Exercise aim. Your task is to output all the records below, word for word.

* * * * *

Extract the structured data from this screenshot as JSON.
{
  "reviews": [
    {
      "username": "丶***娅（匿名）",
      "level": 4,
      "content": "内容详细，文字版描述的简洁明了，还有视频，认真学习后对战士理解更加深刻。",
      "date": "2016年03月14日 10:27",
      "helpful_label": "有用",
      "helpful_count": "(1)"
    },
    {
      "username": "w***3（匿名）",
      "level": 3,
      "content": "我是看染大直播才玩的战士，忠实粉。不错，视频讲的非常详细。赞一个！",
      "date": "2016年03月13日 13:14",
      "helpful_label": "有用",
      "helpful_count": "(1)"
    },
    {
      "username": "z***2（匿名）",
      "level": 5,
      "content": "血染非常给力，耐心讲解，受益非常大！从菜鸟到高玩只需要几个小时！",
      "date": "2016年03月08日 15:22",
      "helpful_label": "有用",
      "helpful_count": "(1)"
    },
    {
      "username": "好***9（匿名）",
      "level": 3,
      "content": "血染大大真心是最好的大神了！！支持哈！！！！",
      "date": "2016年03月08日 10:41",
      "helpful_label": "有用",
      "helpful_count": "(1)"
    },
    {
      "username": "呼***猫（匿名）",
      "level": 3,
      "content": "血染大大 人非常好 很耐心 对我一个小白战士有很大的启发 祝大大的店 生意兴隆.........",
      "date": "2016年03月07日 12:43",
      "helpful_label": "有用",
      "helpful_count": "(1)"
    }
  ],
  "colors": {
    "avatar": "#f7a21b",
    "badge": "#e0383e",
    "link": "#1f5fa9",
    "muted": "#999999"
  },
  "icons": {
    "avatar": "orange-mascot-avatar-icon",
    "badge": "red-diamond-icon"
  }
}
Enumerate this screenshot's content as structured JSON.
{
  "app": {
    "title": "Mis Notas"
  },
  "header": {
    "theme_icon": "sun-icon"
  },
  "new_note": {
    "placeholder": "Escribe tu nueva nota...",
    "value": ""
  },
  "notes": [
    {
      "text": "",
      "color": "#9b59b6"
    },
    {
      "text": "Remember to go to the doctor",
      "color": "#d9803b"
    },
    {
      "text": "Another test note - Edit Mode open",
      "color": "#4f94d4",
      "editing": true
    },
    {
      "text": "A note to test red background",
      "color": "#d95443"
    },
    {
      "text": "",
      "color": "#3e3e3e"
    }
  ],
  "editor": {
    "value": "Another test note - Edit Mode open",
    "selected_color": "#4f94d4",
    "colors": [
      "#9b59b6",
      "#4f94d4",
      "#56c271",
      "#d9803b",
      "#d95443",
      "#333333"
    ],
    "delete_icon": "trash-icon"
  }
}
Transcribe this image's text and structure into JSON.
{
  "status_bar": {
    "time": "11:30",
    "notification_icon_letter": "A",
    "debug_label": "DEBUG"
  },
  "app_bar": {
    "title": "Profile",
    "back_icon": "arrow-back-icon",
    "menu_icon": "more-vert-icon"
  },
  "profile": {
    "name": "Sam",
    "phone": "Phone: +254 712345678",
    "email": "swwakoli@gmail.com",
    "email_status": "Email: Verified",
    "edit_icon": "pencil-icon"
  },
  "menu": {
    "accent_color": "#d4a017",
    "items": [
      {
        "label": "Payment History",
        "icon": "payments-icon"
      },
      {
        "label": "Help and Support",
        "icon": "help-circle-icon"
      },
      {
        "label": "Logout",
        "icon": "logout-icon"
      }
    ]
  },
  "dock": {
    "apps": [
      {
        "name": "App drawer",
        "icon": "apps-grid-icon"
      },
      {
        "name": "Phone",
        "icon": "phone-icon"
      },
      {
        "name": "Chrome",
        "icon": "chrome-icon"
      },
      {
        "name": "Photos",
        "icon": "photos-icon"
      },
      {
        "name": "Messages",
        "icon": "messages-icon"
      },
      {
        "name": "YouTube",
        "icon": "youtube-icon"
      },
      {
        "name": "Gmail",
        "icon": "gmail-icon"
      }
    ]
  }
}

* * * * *

Your solution.
Extract the structured data from this screenshot as JSON.
{
  "reviews": [
    {
      "username": "丶***娅（匿名）",
      "level": 4,
      "content": "内容详细，文字版描述的简洁明了，还有视频，认真学习后对战士理解更加深刻。",
      "date": "2016年03月14日 10:27",
      "helpful_label": "有用",
      "helpful_count": "(1)"
    },
    {
      "username": "w***3（匿名）",
      "level": 3,
      "content": "我是看染大直播才玩的战士，忠实粉。不错，视频讲的非常详细。赞一个！",
      "date": "2016年03月13日 13:14",
      "helpful_label": "有用",
      "helpful_count": "(1)"
    },
    {
      "username": "z***2（匿名）",
      "level": 5,
      "content": "血染非常给力，耐心讲解，受益非常大！从菜鸟到高玩只需要几个小时！",
      "date": "2016年03月08日 15:22",
      "helpful_label": "有用",
      "helpful_count": "(1)"
    },
    {
      "username": "好***9（匿名）",
      "level": 3,
      "content": "血染大大真心是最好的大神了！！支持哈！！！！",
      "date": "2016年03月08日 10:41",
      "helpful_label": "有用",
      "helpful_count": "(1)"
    },
    {
      "username": "呼***猫（匿名）",
      "level": 3,
      "content": "血染大大 人非常好 很耐心 对我一个小白战士有很大的启发 祝大大的店 生意兴隆.........",
      "date": "2016年03月07日 12:43",
      "helpful_label": "有用",
      "helpful_count": "(1)"
    }
  ],
  "colors": {
    "avatar": "#f7a21b",
    "badge": "#e0383e",
    "link": "#1f5fa9",
    "muted": "#999999"
  },
  "icons": {
    "avatar": "orange-mascot-avatar-icon",
    "badge": "red-diamond-icon"
  }
}
Enumerate this screenshot's content as structured JSON.
{
  "app": {
    "title": "Mis Notas"
  },
  "header": {
    "theme_icon": "sun-icon"
  },
  "new_note": {
    "placeholder": "Escribe tu nueva nota...",
    "value": ""
  },
  "notes": [
    {
      "text": "",
      "color": "#9b59b6"
    },
    {
      "text": "Remember to go to the doctor",
      "color": "#d9803b"
    },
    {
      "text": "Another test note - Edit Mode open",
      "color": "#4f94d4",
      "editing": true
    },
    {
      "text": "A note to test red background",
      "color": "#d95443"
    },
    {
      "text": "",
      "color": "#3e3e3e"
    }
  ],
  "editor": {
    "value": "Another test note - Edit Mode open",
    "selected_color": "#4f94d4",
    "colors": [
      "#9b59b6",
      "#4f94d4",
      "#56c271",
      "#d9803b",
      "#d95443",
      "#333333"
    ],
    "delete_icon": "trash-icon"
  }
}
Transcribe this image's text and structure into JSON.
{
  "status_bar": {
    "time": "11:30",
    "notification_icon_letter": "A",
    "debug_label": "DEBUG"
  },
  "app_bar": {
    "title": "Profile",
    "back_icon": "arrow-back-icon",
    "menu_icon": "more-vert-icon"
  },
  "profile": {
    "name": "Sam",
    "phone": "Phone: +254 712345678",
    "email": "swwakoli@gmail.com",
    "email_status": "Email: Verified",
    "edit_icon": "pencil-icon"
  },
  "menu": {
    "accent_color": "#d4a017",
    "items": [
      {
        "label": "Payment History",
        "icon": "payments-icon"
      },
      {
        "label": "Help and Support",
        "icon": "help-circle-icon"
      },
      {
        "label": "Logout",
        "icon": "logout-icon"
      }
    ]
  },
  "dock": {
    "apps": [
      {
        "name": "App drawer",
        "icon": "apps-grid-icon"
      },
      {
        "name": "Phone",
        "icon": "phone-icon"
      },
      {
        "name": "Chrome",
        "icon": "chrome-icon"
      },
      {
        "name": "Photos",
        "icon": "photos-icon"
      },
      {
        "name": "Messages",
        "icon": "messages-icon"
      },
      {
        "name": "YouTube",
        "icon": "youtube-icon"
      },
      {
        "name": "Gmail",
        "icon": "gmail-icon"
      }
    ]
  }
}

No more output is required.